In March we had our first regional meeting hosted at Stellenbosch University. The guest presenter was Dr Jason Bantjes, a clinical psychologist and researcher. He presented on the preliminary research findings on research project conducted across universities in Western Cape. Caring Universities. The Project Caring Universities is undertaken by UCT and Stellenbosch University where they are investigating the prevalence of common mental disorders among undergraduate university students. The aim of this research is to learn more about the risk factors and trajectory of mental health disorders and to document and improve students’ support needs.
Therapy dogs on campus of Stellenbosch University!
Author: Asiphe Nombewu/ Corporate Communication
Apart from providing unconditional acceptance and love, human-animal interaction not only offers health benefits, but also psychological, social and emotional benefits. That’s according to Dr Marieanna le Roux, lecturer in the Department of Psychology at Stellenbosch University (SU) and member of the Executive Committee of the non-profit organisation Pets as Therapy (PAT).
PAT organises therapeutic visits by pet owners and their dogs to retirement homes, frail-care facilities, special-needs schools, residential care centres and, of late, to the students of SU. Currently five different dogs are used. According to Le Roux, these visits are a source of companionship, support, comfort, pleasure, stress relief and stimulation for people with illness, people who are isolated or who are under pressure.
Most students who attend the sessions at the Centre for Student Counselling and Development (CSCD) of SU every Tuesday reside on campus and miss their own dogs back home. “These sessions offer students the opportunity to touch and play with the dogs in an informal setting. For a short period of time they can spontaneously interact with the dogs and forget about the stress of the exams or any unhappy circumstances in their lives. This is one of the ways the CSCD is rendering services to students to enhance their wellbeing”.
Research done in the field of human-animal interaction has shown just how much value animals such as dogs might add to human lives. “While it’s not therapy as such, something certainly happens in a person when interacting with a dog. Students go through a lot during their time at university, and these visits help them cope with stress”Founded in 2001, PAT has more than 94 registered owner-and-dog teams who voluntarily visit more than 75 institutions nationwide. The organisation has branches in Cape Town, the Helderberg area, Worcester, Polokwane, Hermanus, George and Port Elizabeth.
For more on PAT, visit https://www.pat.org.za/ or contact Dr Marieanna le Roux at firstname.lastname@example.org.

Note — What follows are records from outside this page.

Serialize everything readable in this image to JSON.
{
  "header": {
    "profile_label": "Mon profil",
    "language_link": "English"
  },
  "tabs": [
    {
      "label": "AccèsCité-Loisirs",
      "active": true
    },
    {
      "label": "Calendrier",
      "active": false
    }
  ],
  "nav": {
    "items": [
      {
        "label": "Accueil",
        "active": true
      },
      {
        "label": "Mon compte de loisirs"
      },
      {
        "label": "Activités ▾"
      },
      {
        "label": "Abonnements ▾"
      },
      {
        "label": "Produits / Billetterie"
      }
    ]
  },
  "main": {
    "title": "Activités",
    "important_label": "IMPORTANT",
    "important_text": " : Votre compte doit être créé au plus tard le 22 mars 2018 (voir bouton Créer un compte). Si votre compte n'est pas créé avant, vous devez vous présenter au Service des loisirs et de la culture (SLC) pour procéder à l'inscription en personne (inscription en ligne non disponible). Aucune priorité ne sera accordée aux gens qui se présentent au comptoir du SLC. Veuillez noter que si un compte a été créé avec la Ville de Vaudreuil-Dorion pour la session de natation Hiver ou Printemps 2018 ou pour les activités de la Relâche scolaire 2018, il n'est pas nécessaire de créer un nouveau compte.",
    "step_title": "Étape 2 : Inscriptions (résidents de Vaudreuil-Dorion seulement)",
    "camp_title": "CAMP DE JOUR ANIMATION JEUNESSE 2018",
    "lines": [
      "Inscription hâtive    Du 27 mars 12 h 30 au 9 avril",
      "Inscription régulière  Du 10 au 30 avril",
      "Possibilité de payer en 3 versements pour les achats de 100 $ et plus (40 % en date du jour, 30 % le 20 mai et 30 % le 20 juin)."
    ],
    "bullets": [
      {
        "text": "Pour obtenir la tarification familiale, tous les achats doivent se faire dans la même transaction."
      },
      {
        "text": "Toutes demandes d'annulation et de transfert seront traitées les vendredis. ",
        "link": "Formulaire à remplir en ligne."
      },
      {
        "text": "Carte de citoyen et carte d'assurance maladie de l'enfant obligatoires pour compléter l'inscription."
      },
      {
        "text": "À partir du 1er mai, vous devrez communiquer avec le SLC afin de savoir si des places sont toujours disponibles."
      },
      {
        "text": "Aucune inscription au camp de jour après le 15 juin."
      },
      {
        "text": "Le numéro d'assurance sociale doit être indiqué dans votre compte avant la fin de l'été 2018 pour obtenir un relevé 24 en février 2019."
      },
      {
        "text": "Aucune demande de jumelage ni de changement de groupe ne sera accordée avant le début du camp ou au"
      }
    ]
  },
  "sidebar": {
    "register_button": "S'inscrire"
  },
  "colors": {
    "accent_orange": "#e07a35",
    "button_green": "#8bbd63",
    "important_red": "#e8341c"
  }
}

For more information on the services of the CSCD, you can visit www.sun.ac.za/cscd or contact Dr Munita Dunn-Coetzee at email@example.com